There’s a popular opinion that you don’t need anti-malware software on your computer, especially if it’s a Mac. But when you use the device for work, you cannot act casually. If your computer starts running slowly or performing tasks you didn’t initiate, it probably has a virus.
Anti-malware protection is one of the most important steps towards a more secure remote working environment. Regular malware check-ups will take care of cleaning Mac of viruses and also those on Windows based PCs and will prevent corporate data breaches.
- Use a VPN to Access Company Systems
If you are required to access enterprise systems during your work, using a virtual public network is a good idea. The VPN acts similarly to a firewall, extending a private network across a public network through an encrypted connection. With this, you can safely work while using public hotspots.
A VPN prevents websites from discovering your real location. Your Internet provider won’t be able to monitor your activity, and hackers will have difficulty intercepting what you’re doing.
- Have a Strictly Work-Related Device
When you use the same device for work and pleasure, your productivity is not the only thing that’s affected. By visiting all sorts of websites that aren’t required for your job, you invite security threats. Your personal device may also lack security apps and software updates. In addition, the passwords may be weak. Get a reliable computer, follow all security recommendations, and keep it strictly for work.
As for family members, you must keep them away from your work devices, always!
- Use a Good Password Manager
Every single account you use for remote work needs a secure password. A good password manager will auto-generate a key that’s difficult to guess. Plus, it will keep all your passwords safe. You’ll be able to access the login details with your fingerprint and/or a unique password (the only one you’ll need to remember).
If you have a Mac, Apple Keychain is already installed on it. Other options include Keeper, Bitwarden, and Zoho Vault.
- Ensure Secure Video Conferences
Do you use Zoom or a similar app for video meetings? The first thing you need to do is invest in a paid account. It will give you access to advanced security features. You should also create a waiting room, which will prevent the wrong people from accidentally joining an important call.
Get into the settings, too! Make sure only the host can share their screen and lock a meeting as soon as it starts, so nobody will enter from that point on. Here’s another important thing to keep in mind: the ID and password you use for Zoom meetings have to be unique.
- Ensure Secure Online Banking
Freelancers don’t usually get a regular paycheck on a certain date.

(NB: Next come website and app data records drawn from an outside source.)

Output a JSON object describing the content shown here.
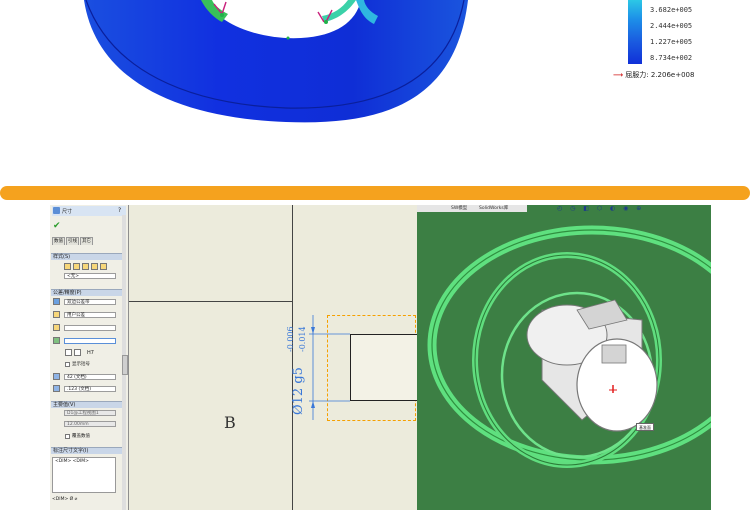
{
  "simulation": {
    "legend_values": [
      "3.682e+005",
      "2.444e+005",
      "1.227e+005",
      "8.734e+002"
    ],
    "yield_label": "屈服力: 2.206e+008",
    "colors": {
      "dark_blue": "#1026d8",
      "mid_blue": "#2a5ee8",
      "cyan": "#2cc7e6",
      "green": "#38c05a"
    }
  },
  "divider_color": "#f5a21e",
  "cad": {
    "property_manager": {
      "title": "尺寸",
      "tabs": [
        "数值",
        "引线",
        "其它"
      ],
      "sections": [
        {
          "header": "样式(S)",
          "fields": [
            "<无>"
          ]
        },
        {
          "header": "公差/精度(P)",
          "fields": [
            "双边公差带",
            "用户公差",
            "",
            "",
            "42 (文档)",
            ".123 (文档)"
          ],
          "fit_label": "H7",
          "check_label": "显示括号"
        },
        {
          "header": "主要值(V)",
          "fields": [
            "D1@工程视图1",
            "12.00mm"
          ]
        },
        {
          "header": "标注尺寸文字(I)",
          "fields": [
            "<DIM> <DIM>"
          ],
          "check_label": "覆盖数值"
        }
      ],
      "footer_icons": [
        "<DIM>",
        "Ø",
        "⌀"
      ]
    },
    "drawing_sheet": {
      "section_label": "B",
      "dimension_main": "Ø12  g5",
      "tolerance_upper": "-0.006",
      "tolerance_lower": "-0.014"
    },
    "viewport": {
      "toolbar_tabs": [
        "",
        "SW模型",
        "SolidWorks库"
      ],
      "tooltip": "基准面",
      "background_color": "#3c7f44"
    }
  }
}
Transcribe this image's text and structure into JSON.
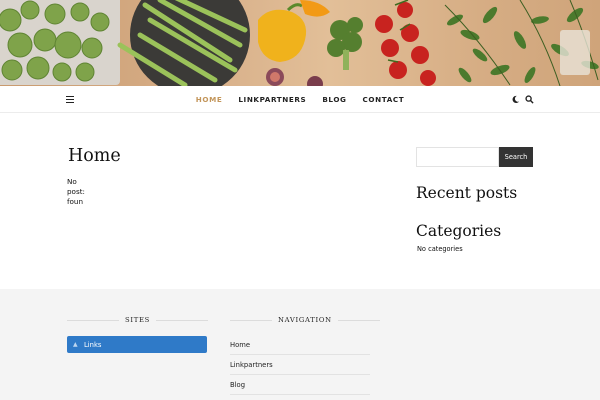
{
  "nav": {
    "items": [
      {
        "label": "HOME",
        "active": true
      },
      {
        "label": "LINKPARTNERS",
        "active": false
      },
      {
        "label": "BLOG",
        "active": false
      },
      {
        "label": "CONTACT",
        "active": false
      }
    ],
    "icons": [
      "hamburger-menu-icon",
      "moon-icon",
      "search-icon"
    ],
    "active_color": "#c3965b"
  },
  "main": {
    "title": "Home",
    "empty_message": "No post: foun"
  },
  "sidebar": {
    "search": {
      "value": "",
      "placeholder": "",
      "button_label": "Search"
    },
    "recent_posts_title": "Recent posts",
    "categories_title": "Categories",
    "categories_empty": "No categories"
  },
  "footer": {
    "sites": {
      "heading": "SITES",
      "button_label": "Links",
      "button_color": "#2f7ac8"
    },
    "navigation": {
      "heading": "NAVIGATION",
      "items": [
        "Home",
        "Linkpartners",
        "Blog"
      ]
    },
    "background": "#f4f4f4"
  }
}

They get a random flow of money, depending on their project completion deadlines. Their clients pay through eWallets or use online banking to transfer money. A security breach in your online banking platforms is the last thing you need.
Handle your funds with accredited services and software, and never share your login details with anyone! You can add an extra layer of security by changing your passwords from time to time.

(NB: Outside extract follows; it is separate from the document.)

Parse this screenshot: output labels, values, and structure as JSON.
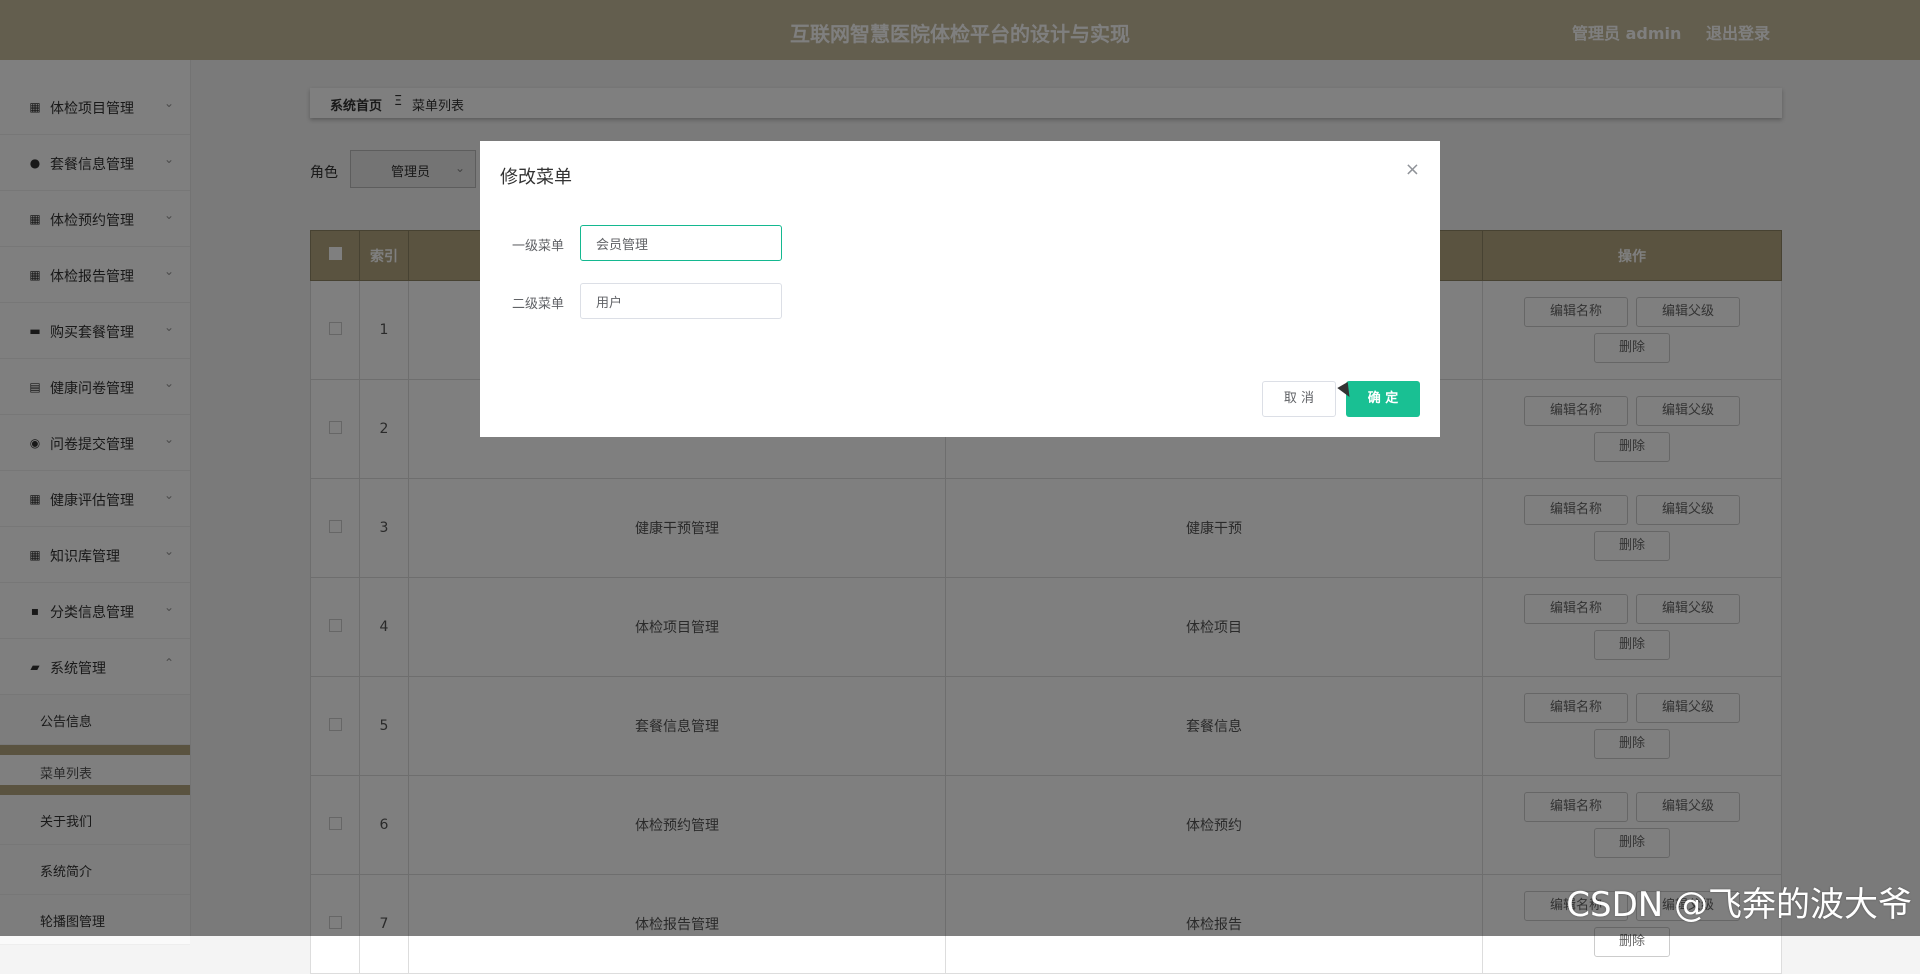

- Strengthen Your Wi-Fi Network’s Security
When you work from home, changing the password to your network is the first thing you should do. You can do that by typing the address “192.168.1.1” into your browser. Your password should be difficult to guess, and you should always change it after sharing it with guests.

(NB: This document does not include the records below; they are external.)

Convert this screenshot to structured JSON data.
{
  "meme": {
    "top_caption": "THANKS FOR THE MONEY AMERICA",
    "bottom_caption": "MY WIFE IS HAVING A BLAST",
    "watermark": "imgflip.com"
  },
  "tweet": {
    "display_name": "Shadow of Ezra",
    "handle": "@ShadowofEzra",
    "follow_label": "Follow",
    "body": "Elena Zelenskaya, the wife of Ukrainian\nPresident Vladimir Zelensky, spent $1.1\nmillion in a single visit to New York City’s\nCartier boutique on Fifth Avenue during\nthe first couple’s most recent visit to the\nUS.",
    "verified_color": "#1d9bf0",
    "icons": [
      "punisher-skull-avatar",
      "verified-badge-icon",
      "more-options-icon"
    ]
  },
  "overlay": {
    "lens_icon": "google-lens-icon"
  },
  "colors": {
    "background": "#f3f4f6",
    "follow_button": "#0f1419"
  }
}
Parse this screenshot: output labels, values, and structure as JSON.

Network encryption is also important. You’ll need to access the security setting on your wireless configuration page. There, you’ll be able to choose between a few security methods. WPA2 is the strongest and recommended one.
- Stick to Secure Email Practices
Email is a popular medium for spreading all kinds of malware, ransomware, and social engineering attacks. The first rule to remember is to never send sensitive data (such as passwords) in email messages. You shouldn’t open any unexpected attachments, as they may contain viruses. When you open a message from an unknown sender and it contains a link, do not click on it!
Remote workers have to be constantly aware of security threats. You don’t have to become obsessed or paranoid, though. All it takes are a few simple practices that can prevent malware, phishing attacks, or data exposure from occurring. If you haven’t installed a security app and a VPN service, that’s where you can start!